And Opportunitys mission on Mars doesnt seem to be abating any time soon. It was recently granted aproposed extension, so it will continue exploring the surface of the Red Planet along with Curiosity on another part of the planet for the foreseeable future. Later this decade, they will be joined by a third rover on the surface, the European ExoMars.

We may have to wait a couple more decades before we get a real-life Mark Watney on the surface to contend with these Martian twisters, though.

Photo Gallery

Read more: http://www.iflscience.com/space/opportunity-rover-spots-dust-devil-surface-mars-amazing-image

Curiosity Rover Finds Ancient Life-Supporting Lakebed on Mars


The site where NASA’s Mars rover Curiosity landed last year contains at least one lake that would have been perfectly suited for colonies of simple, rock-eating microbes found in caves and hydrothermal vents on Earth.

Analysis of mudstones in an area known as Yellowknife Bay, located inside the rover’s Gale Crater landing site, show that fresh water pooled on the surface for tens of thousands — or even hundreds of thousands — of years.

“The results show that the lake was definitely a habitable environment,” Curiosity lead scientist John Grotzinger, with the California Institute of Technology, told Discovery News.

The really big surprise, however, was that clays drilled out from inside two mudstones and analyzed by the rover are much younger than scientists expected, a finding that extends the window of time for when Mars may have been suitable for life.

“These numbers now overlap with the oldest rocks on Earth that contain evidence of a former biosphere on Earth,” Grotzinger said.

The rover explored Yellowknife Bay before heading toward a three-mile high mountain of layered sediments rising from the floor of Gale Crater known at Mount Sharp.

Curiosity landed in August 2012 to assess if Gale Crater had the right ingredients and environments to support ancient microbial life. Within six months, scientists had the answer to that question: Yes.

Now, in addition to characterizing specific potential habitats, scientists are coming up with a search strategy to determine which sites hold the most promise for finding organic carbon, a far more difficult and complex challenge and the focus of future studies at Mount Sharp.

“Habitability only requires that the chemicals and minerals in the rock preserve evidence of an ancient environment. To search for organic carbon you’re actually looking for particular material … that is not really compatible with the present environment of Mars. To find something you need a guidebook, you need some rules,” Grotzinger said.
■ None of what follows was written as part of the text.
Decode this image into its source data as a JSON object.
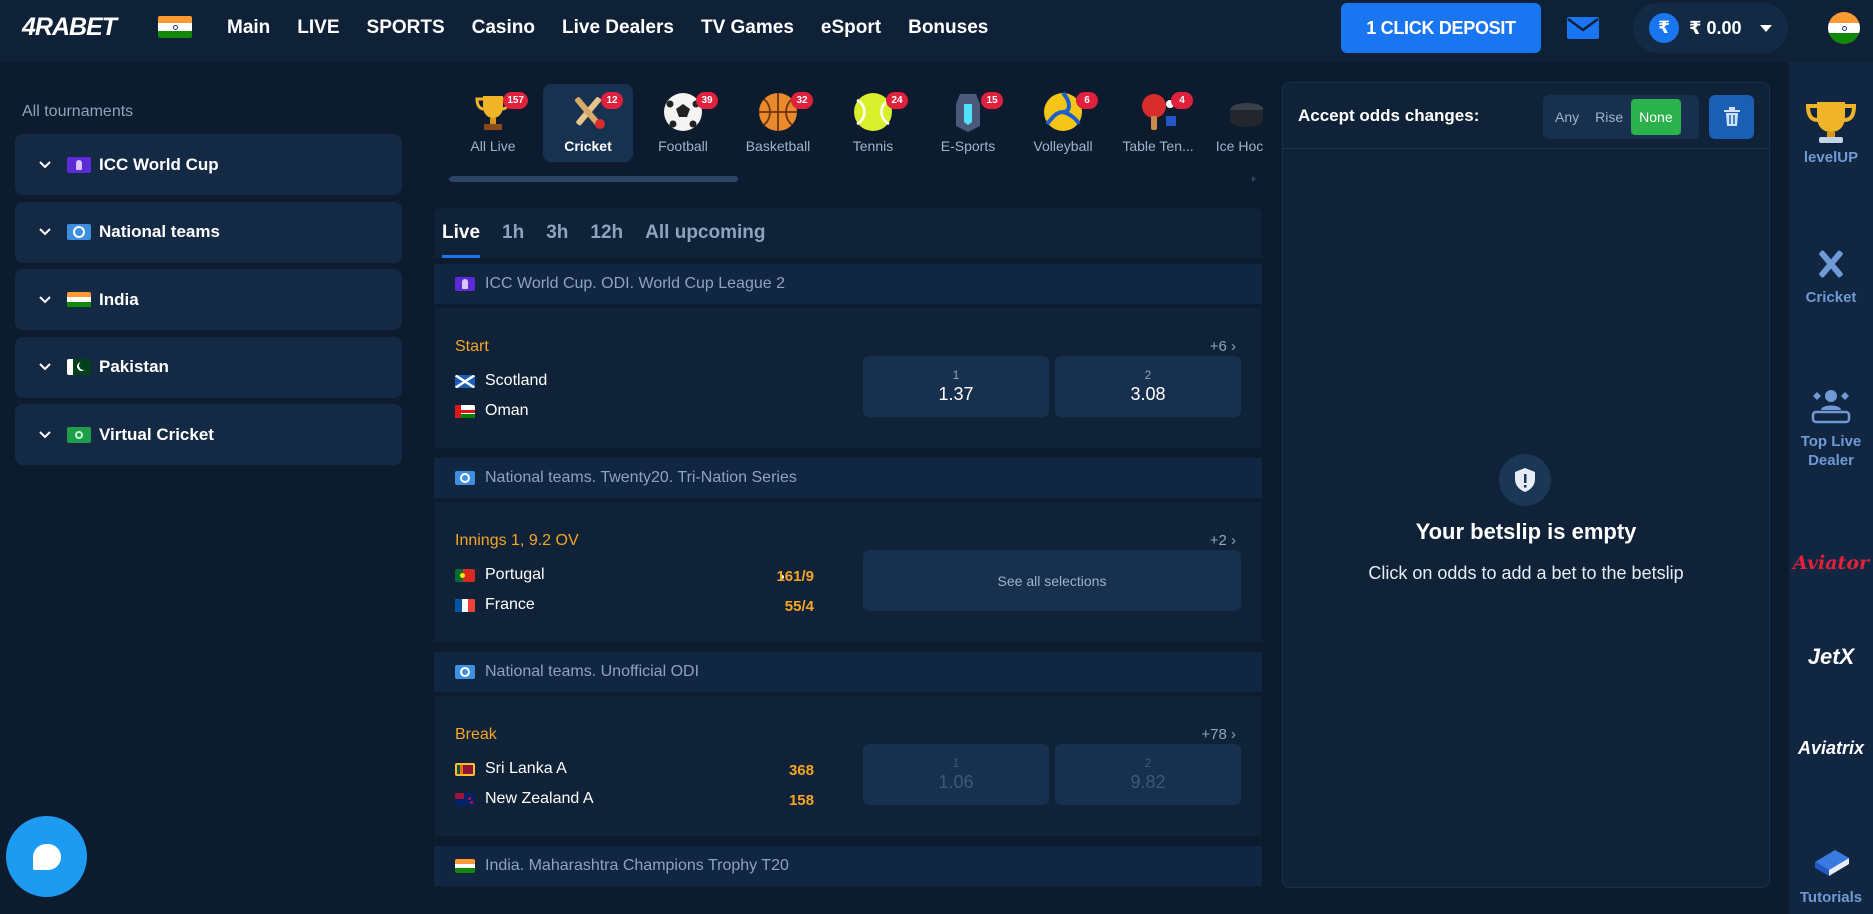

One of those rules involves how much radiation a rock has been exposed to. Mars today has only has a thin atmosphere and no protective magnetic field, so scientists have been thinking they will need to dig deep to find carbon-laced samples, or they will have to probe craters relatively recently excavated by an impact.

Analysis of the Yellowknife Bay rocks points to another path. Dating the ages of the rocks’ surfaces show they are as young as about 70 million years, the result of being sand-blasted by Martian winds.

“In the future, if we find a rock that looks like a place where organics were accumulating and if it looks like the chemistry would have been favorable for preservation … we can now very deliberately manage the risk that the rock would have been cooking away in the presence of radiation for hundreds of millions of years by looking for these scarps, these miniature cliffs, and then drilling the rock and date it to see how long it’s been laying around,” Grotzinger said.

In related research, scientists found that the amount of radiation measured by Curiosity during its first year on the Martian surface is about 40% of what the rover experienced during its nine-month cruise.

Most of the reduction, as expected, is due to the planet’s body serving as a buffer, but scientists also found that solar activity is a key factor, said Cary Zeitlin at Southwest Research Institute.

Six papers on Curiosity’s new findings are published in this week’s journal Science and unveiled at the American Geophysical Union conference in San Francisco.

Image: NASA

This article originally published at Discovery News

Read more: http://mashable.com/2013/12/09/mars-lakebed/